[[ Source data, beginning ]]

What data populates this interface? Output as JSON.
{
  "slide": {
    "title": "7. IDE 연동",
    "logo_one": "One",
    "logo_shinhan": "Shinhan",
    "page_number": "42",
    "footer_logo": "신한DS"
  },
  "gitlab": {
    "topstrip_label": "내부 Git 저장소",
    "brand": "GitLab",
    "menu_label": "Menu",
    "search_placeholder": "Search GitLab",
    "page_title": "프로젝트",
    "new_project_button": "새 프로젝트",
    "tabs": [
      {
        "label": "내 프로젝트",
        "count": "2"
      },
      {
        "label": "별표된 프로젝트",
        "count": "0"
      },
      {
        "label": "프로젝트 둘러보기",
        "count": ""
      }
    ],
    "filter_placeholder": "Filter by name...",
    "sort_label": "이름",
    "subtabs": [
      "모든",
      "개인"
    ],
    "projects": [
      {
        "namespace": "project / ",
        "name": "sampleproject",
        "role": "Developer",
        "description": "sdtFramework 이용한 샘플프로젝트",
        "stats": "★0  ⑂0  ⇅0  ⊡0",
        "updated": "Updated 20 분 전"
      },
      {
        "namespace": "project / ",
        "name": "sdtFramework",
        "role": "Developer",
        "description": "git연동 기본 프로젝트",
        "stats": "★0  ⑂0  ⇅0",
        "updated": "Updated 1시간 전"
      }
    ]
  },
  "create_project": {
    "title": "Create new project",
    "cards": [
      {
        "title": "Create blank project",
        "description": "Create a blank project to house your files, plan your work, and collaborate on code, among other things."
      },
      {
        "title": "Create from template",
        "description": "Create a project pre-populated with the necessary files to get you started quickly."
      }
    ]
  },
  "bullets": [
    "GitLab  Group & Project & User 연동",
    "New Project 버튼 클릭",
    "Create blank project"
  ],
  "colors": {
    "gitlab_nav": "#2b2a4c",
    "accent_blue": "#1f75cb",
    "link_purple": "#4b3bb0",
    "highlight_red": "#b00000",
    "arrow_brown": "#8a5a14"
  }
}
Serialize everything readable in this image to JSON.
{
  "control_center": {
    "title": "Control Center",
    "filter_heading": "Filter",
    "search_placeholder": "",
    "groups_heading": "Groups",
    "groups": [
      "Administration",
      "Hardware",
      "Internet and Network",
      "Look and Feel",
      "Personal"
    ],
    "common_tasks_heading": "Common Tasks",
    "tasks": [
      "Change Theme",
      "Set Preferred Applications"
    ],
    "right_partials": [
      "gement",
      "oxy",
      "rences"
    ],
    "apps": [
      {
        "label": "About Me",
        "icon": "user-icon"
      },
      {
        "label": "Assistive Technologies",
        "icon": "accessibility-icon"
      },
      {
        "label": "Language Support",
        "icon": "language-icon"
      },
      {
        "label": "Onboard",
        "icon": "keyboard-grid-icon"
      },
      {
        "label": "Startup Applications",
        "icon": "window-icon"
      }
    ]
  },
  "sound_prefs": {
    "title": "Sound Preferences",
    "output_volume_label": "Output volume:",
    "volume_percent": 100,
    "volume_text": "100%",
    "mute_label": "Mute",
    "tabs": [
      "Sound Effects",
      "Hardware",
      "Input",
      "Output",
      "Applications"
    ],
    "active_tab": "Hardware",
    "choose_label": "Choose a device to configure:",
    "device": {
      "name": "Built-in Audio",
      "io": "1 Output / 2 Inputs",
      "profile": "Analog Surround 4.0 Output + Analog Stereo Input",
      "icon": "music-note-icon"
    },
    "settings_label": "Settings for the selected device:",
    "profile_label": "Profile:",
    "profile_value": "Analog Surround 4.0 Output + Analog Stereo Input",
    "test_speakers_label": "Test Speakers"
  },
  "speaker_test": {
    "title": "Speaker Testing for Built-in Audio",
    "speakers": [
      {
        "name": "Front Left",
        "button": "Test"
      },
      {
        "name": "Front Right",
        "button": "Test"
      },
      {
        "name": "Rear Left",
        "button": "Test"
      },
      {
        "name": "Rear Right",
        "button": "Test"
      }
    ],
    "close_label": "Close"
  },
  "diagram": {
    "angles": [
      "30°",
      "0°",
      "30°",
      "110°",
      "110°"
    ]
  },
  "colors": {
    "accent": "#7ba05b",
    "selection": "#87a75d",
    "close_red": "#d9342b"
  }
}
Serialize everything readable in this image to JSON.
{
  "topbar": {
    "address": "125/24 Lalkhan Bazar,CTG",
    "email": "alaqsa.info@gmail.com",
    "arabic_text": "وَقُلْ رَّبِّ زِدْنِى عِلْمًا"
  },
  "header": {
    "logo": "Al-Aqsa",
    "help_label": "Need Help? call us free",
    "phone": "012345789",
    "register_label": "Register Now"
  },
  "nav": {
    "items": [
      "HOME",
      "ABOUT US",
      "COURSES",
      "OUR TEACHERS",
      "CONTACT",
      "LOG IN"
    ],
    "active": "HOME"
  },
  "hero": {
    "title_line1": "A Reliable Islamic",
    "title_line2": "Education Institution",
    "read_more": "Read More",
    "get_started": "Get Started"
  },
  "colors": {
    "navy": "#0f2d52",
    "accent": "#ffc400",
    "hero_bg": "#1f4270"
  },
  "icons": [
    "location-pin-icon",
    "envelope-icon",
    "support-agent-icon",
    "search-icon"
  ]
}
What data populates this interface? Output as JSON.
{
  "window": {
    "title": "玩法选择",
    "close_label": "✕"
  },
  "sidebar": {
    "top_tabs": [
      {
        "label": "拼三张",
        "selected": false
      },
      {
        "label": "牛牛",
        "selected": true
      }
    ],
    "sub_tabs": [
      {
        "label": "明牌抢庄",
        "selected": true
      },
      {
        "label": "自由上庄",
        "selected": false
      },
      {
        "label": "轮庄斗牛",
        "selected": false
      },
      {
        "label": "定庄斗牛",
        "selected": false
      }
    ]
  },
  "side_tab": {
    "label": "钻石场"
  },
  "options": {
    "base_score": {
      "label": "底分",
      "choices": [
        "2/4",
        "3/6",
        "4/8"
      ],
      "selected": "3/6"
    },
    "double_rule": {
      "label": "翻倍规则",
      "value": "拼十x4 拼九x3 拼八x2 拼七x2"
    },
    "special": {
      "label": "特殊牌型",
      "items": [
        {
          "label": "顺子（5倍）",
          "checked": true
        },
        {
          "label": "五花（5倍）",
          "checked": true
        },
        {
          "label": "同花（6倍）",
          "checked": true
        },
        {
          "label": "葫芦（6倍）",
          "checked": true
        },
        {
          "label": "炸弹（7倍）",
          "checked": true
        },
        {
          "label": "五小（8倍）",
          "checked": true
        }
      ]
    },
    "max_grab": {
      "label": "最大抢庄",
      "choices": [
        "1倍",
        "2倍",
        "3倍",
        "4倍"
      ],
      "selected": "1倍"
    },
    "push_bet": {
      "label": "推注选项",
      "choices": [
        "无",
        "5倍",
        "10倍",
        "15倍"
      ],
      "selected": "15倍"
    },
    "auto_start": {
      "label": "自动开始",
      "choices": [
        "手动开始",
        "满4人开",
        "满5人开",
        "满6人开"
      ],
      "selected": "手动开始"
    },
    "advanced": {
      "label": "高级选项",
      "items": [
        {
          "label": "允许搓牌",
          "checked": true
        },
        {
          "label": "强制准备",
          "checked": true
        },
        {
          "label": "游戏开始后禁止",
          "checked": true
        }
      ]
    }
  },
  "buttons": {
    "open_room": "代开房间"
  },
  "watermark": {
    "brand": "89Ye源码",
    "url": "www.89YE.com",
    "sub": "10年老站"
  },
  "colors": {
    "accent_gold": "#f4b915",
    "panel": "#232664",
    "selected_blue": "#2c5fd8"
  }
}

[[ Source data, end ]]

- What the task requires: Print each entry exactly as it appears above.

- Expected answer:
What data populates this interface? Output as JSON.
{
  "slide": {
    "title": "7. IDE 연동",
    "logo_one": "One",
    "logo_shinhan": "Shinhan",
    "page_number": "42",
    "footer_logo": "신한DS"
  },
  "gitlab": {
    "topstrip_label": "내부 Git 저장소",
    "brand": "GitLab",
    "menu_label": "Menu",
    "search_placeholder": "Search GitLab",
    "page_title": "프로젝트",
    "new_project_button": "새 프로젝트",
    "tabs": [
      {
        "label": "내 프로젝트",
        "count": "2"
      },
      {
        "label": "별표된 프로젝트",
        "count": "0"
      },
      {
        "label": "프로젝트 둘러보기",
        "count": ""
      }
    ],
    "filter_placeholder": "Filter by name...",
    "sort_label": "이름",
    "subtabs": [
      "모든",
      "개인"
    ],
    "projects": [
      {
        "namespace": "project / ",
        "name": "sampleproject",
        "role": "Developer",
        "description": "sdtFramework 이용한 샘플프로젝트",
        "stats": "★0  ⑂0  ⇅0  ⊡0",
        "updated": "Updated 20 분 전"
      },
      {
        "namespace": "project / ",
        "name": "sdtFramework",
        "role": "Developer",
        "description": "git연동 기본 프로젝트",
        "stats": "★0  ⑂0  ⇅0",
        "updated": "Updated 1시간 전"
      }
    ]
  },
  "create_project": {
    "title": "Create new project",
    "cards": [
      {
        "title": "Create blank project",
        "description": "Create a blank project to house your files, plan your work, and collaborate on code, among other things."
      },
      {
        "title": "Create from template",
        "description": "Create a project pre-populated with the necessary files to get you started quickly."
      }
    ]
  },
  "bullets": [
    "GitLab  Group & Project & User 연동",
    "New Project 버튼 클릭",
    "Create blank project"
  ],
  "colors": {
    "gitlab_nav": "#2b2a4c",
    "accent_blue": "#1f75cb",
    "link_purple": "#4b3bb0",
    "highlight_red": "#b00000",
    "arrow_brown": "#8a5a14"
  }
}
Serialize everything readable in this image to JSON.
{
  "control_center": {
    "title": "Control Center",
    "filter_heading": "Filter",
    "search_placeholder": "",
    "groups_heading": "Groups",
    "groups": [
      "Administration",
      "Hardware",
      "Internet and Network",
      "Look and Feel",
      "Personal"
    ],
    "common_tasks_heading": "Common Tasks",
    "tasks": [
      "Change Theme",
      "Set Preferred Applications"
    ],
    "right_partials": [
      "gement",
      "oxy",
      "rences"
    ],
    "apps": [
      {
        "label": "About Me",
        "icon": "user-icon"
      },
      {
        "label": "Assistive Technologies",
        "icon": "accessibility-icon"
      },
      {
        "label": "Language Support",
        "icon": "language-icon"
      },
      {
        "label": "Onboard",
        "icon": "keyboard-grid-icon"
      },
      {
        "label": "Startup Applications",
        "icon": "window-icon"
      }
    ]
  },
  "sound_prefs": {
    "title": "Sound Preferences",
    "output_volume_label": "Output volume:",
    "volume_percent": 100,
    "volume_text": "100%",
    "mute_label": "Mute",
    "tabs": [
      "Sound Effects",
      "Hardware",
      "Input",
      "Output",
      "Applications"
    ],
    "active_tab": "Hardware",
    "choose_label": "Choose a device to configure:",
    "device": {
      "name": "Built-in Audio",
      "io": "1 Output / 2 Inputs",
      "profile": "Analog Surround 4.0 Output + Analog Stereo Input",
      "icon": "music-note-icon"
    },
    "settings_label": "Settings for the selected device:",
    "profile_label": "Profile:",
    "profile_value": "Analog Surround 4.0 Output + Analog Stereo Input",
    "test_speakers_label": "Test Speakers"
  },
  "speaker_test": {
    "title": "Speaker Testing for Built-in Audio",
    "speakers": [
      {
        "name": "Front Left",
        "button": "Test"
      },
      {
        "name": "Front Right",
        "button": "Test"
      },
      {
        "name": "Rear Left",
        "button": "Test"
      },
      {
        "name": "Rear Right",
        "button": "Test"
      }
    ],
    "close_label": "Close"
  },
  "diagram": {
    "angles": [
      "30°",
      "0°",
      "30°",
      "110°",
      "110°"
    ]
  },
  "colors": {
    "accent": "#7ba05b",
    "selection": "#87a75d",
    "close_red": "#d9342b"
  }
}
Serialize everything readable in this image to JSON.
{
  "topbar": {
    "address": "125/24 Lalkhan Bazar,CTG",
    "email": "alaqsa.info@gmail.com",
    "arabic_text": "وَقُلْ رَّبِّ زِدْنِى عِلْمًا"
  },
  "header": {
    "logo": "Al-Aqsa",
    "help_label": "Need Help? call us free",
    "phone": "012345789",
    "register_label": "Register Now"
  },
  "nav": {
    "items": [
      "HOME",
      "ABOUT US",
      "COURSES",
      "OUR TEACHERS",
      "CONTACT",
      "LOG IN"
    ],
    "active": "HOME"
  },
  "hero": {
    "title_line1": "A Reliable Islamic",
    "title_line2": "Education Institution",
    "read_more": "Read More",
    "get_started": "Get Started"
  },
  "colors": {
    "navy": "#0f2d52",
    "accent": "#ffc400",
    "hero_bg": "#1f4270"
  },
  "icons": [
    "location-pin-icon",
    "envelope-icon",
    "support-agent-icon",
    "search-icon"
  ]
}
What data populates this interface? Output as JSON.
{
  "window": {
    "title": "玩法选择",
    "close_label": "✕"
  },
  "sidebar": {
    "top_tabs": [
      {
        "label": "拼三张",
        "selected": false
      },
      {
        "label": "牛牛",
        "selected": true
      }
    ],
    "sub_tabs": [
      {
        "label": "明牌抢庄",
        "selected": true
      },
      {
        "label": "自由上庄",
        "selected": false
      },
      {
        "label": "轮庄斗牛",
        "selected": false
      },
      {
        "label": "定庄斗牛",
        "selected": false
      }
    ]
  },
  "side_tab": {
    "label": "钻石场"
  },
  "options": {
    "base_score": {
      "label": "底分",
      "choices": [
        "2/4",
        "3/6",
        "4/8"
      ],
      "selected": "3/6"
    },
    "double_rule": {
      "label": "翻倍规则",
      "value": "拼十x4 拼九x3 拼八x2 拼七x2"
    },
    "special": {
      "label": "特殊牌型",
      "items": [
        {
          "label": "顺子（5倍）",
          "checked": true
        },
        {
          "label": "五花（5倍）",
          "checked": true
        },
        {
          "label": "同花（6倍）",
          "checked": true
        },
        {
          "label": "葫芦（6倍）",
          "checked": true
        },
        {
          "label": "炸弹（7倍）",
          "checked": true
        },
        {
          "label": "五小（8倍）",
          "checked": true
        }
      ]
    },
    "max_grab": {
      "label": "最大抢庄",
      "choices": [
        "1倍",
        "2倍",
        "3倍",
        "4倍"
      ],
      "selected": "1倍"
    },
    "push_bet": {
      "label": "推注选项",
      "choices": [
        "无",
        "5倍",
        "10倍",
        "15倍"
      ],
      "selected": "15倍"
    },
    "auto_start": {
      "label": "自动开始",
      "choices": [
        "手动开始",
        "满4人开",
        "满5人开",
        "满6人开"
      ],
      "selected": "手动开始"
    },
    "advanced": {
      "label": "高级选项",
      "items": [
        {
          "label": "允许搓牌",
          "checked": true
        },
        {
          "label": "强制准备",
          "checked": true
        },
        {
          "label": "游戏开始后禁止",
          "checked": true
        }
      ]
    }
  },
  "buttons": {
    "open_room": "代开房间"
  },
  "watermark": {
    "brand": "89Ye源码",
    "url": "www.89YE.com",
    "sub": "10年老站"
  },
  "colors": {
    "accent_gold": "#f4b915",
    "panel": "#232664",
    "selected_blue": "#2c5fd8"
  }
}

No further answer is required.